      Disclosed is a concept that eliminates the need for high
precision, plastic alignment guides in fiber-optic connectors and
couplers.  With this technology, fiber-optic ferrules are allowed to
"float", thus freeing the precision alignment components from
dependency on precise molding of outer plastic housings.

      The difficulty of manufacturing a reliable, high density
fiber-optic connector/splice lies in aligning each and every fiber
interface accurately and consistently.  This difficulty arises from
the high tolerances required in ferrules, sleeves, glass coatings,
and alignment guides in fiber-optic components such as connectors,
splices, couplers, and adapters.  Of all of the parts in a
fiber-optic component, the most difficult part to manufacture with
precision tolerances is the plastic-molded alignment guides.

      Although there are many techniques other than plastic molding
that will accomplish a precise "exterior" alignment of a fiber-optic
connector and "interior" of an adapter/coupler, plastic molding is a
very cost-effective method.  Plastic molding is an inexpensive
manufacturing technique that allows the connector (or
adapter/coupler) housing and alignment guides to be molded in one
piece.  This is done by molding guides into the outer (inner for
adapters/couplers) profiles of the connector housing piece or pieces.
Since alignment guides are molded into these housings, the
inaccuracies of plastic molding are evident in the alignment guides.
These inaccuracies prevent the high tolerance mechanisms in fiber
connectivity devices (ceramic ferrules and sleeves) from functioning
properly in high density connectors.

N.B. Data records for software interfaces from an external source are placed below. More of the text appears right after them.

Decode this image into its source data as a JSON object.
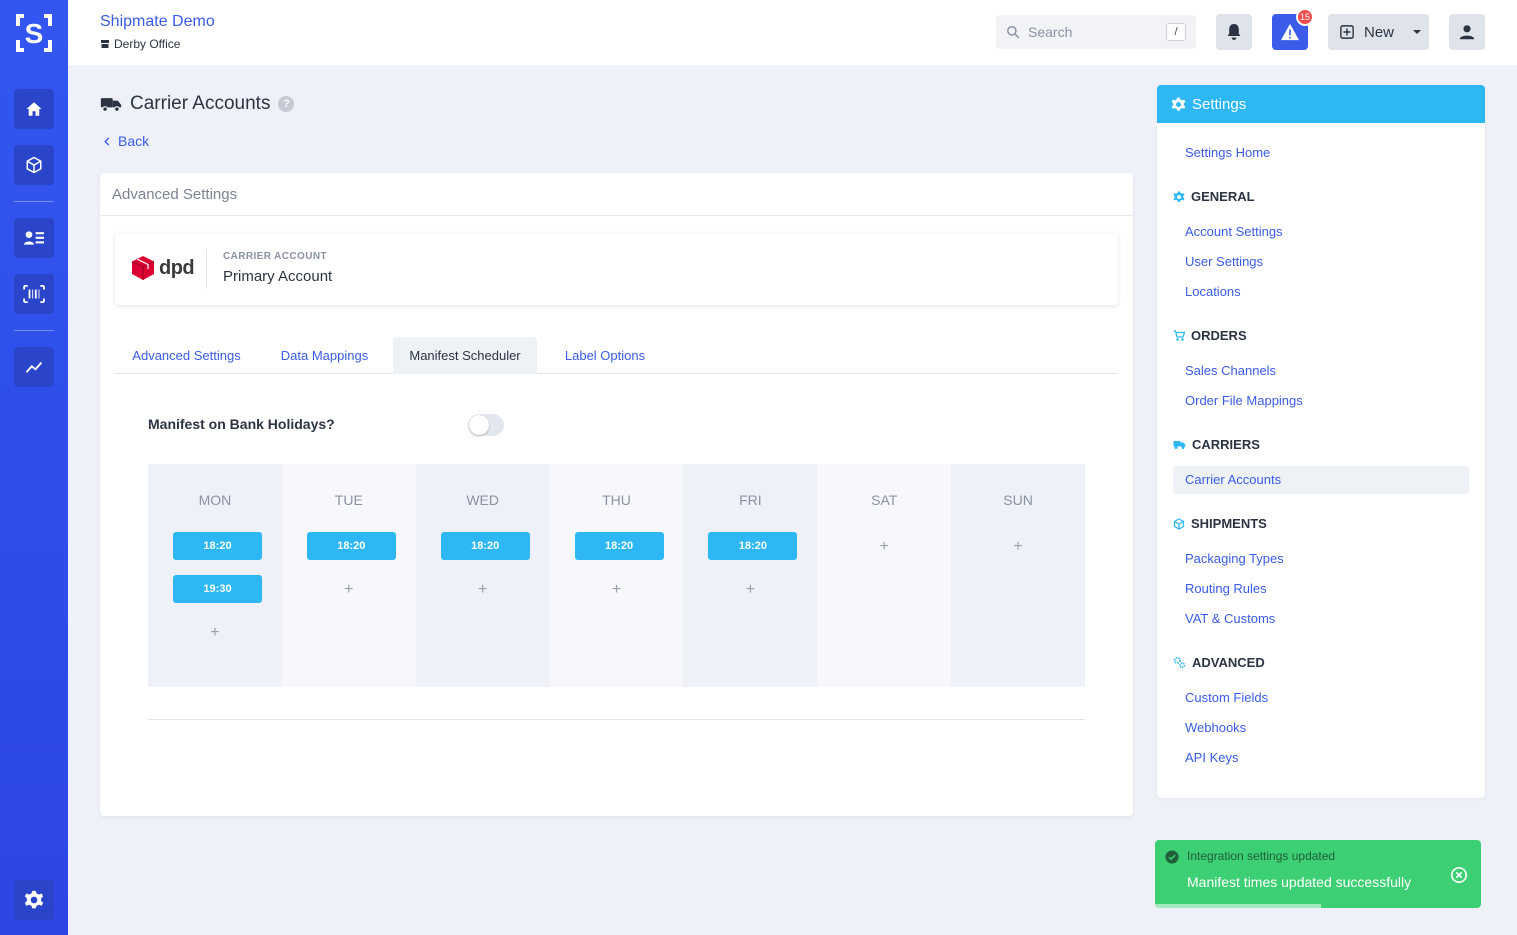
{
  "header": {
    "org_name": "Shipmate Demo",
    "location": "Derby Office",
    "search_placeholder": "Search",
    "search_shortcut": "/",
    "alert_count": "15",
    "new_label": "New"
  },
  "page": {
    "title": "Carrier Accounts",
    "back_label": "Back"
  },
  "card": {
    "header": "Advanced Settings",
    "carrier_logo_text": "dpd",
    "account_label": "CARRIER ACCOUNT",
    "account_name": "Primary Account",
    "tabs": [
      {
        "label": "Advanced Settings"
      },
      {
        "label": "Data Mappings"
      },
      {
        "label": "Manifest Scheduler"
      },
      {
        "label": "Label Options"
      }
    ],
    "active_tab": "Manifest Scheduler",
    "bank_holidays_label": "Manifest on Bank Holidays?",
    "bank_holidays_enabled": false,
    "days": [
      {
        "name": "MON",
        "times": [
          "18:20",
          "19:30"
        ]
      },
      {
        "name": "TUE",
        "times": [
          "18:20"
        ]
      },
      {
        "name": "WED",
        "times": [
          "18:20"
        ]
      },
      {
        "name": "THU",
        "times": [
          "18:20"
        ]
      },
      {
        "name": "FRI",
        "times": [
          "18:20"
        ]
      },
      {
        "name": "SAT",
        "times": []
      },
      {
        "name": "SUN",
        "times": []
      }
    ],
    "add_glyph": "+"
  },
  "settings": {
    "title": "Settings",
    "home": "Settings Home",
    "sections": [
      {
        "title": "GENERAL",
        "items": [
          "Account Settings",
          "User Settings",
          "Locations"
        ]
      },
      {
        "title": "ORDERS",
        "items": [
          "Sales Channels",
          "Order File Mappings"
        ]
      },
      {
        "title": "CARRIERS",
        "items": [
          "Carrier Accounts"
        ]
      },
      {
        "title": "SHIPMENTS",
        "items": [
          "Packaging Types",
          "Routing Rules",
          "VAT & Customs"
        ]
      },
      {
        "title": "ADVANCED",
        "items": [
          "Custom Fields",
          "Webhooks",
          "API Keys"
        ]
      }
    ],
    "active_item": "Carrier Accounts"
  },
  "toast": {
    "title": "Integration settings updated",
    "message": "Manifest times updated successfully",
    "progress": 0.51
  },
  "colors": {
    "rail": "#3356f0",
    "accent": "#3a5ce8",
    "slot": "#2db8f5",
    "toast": "#3ccf73",
    "badge": "#f24b4b"
  }
}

      Floating ferrule technology eliminates the need for high
precision, plastic alignment guides.  Ferrules are allowed to move to
position themselves individually to optimally center for maximum
alignment with minimum stress.  The unique feature of this connection
technique is its float/non-...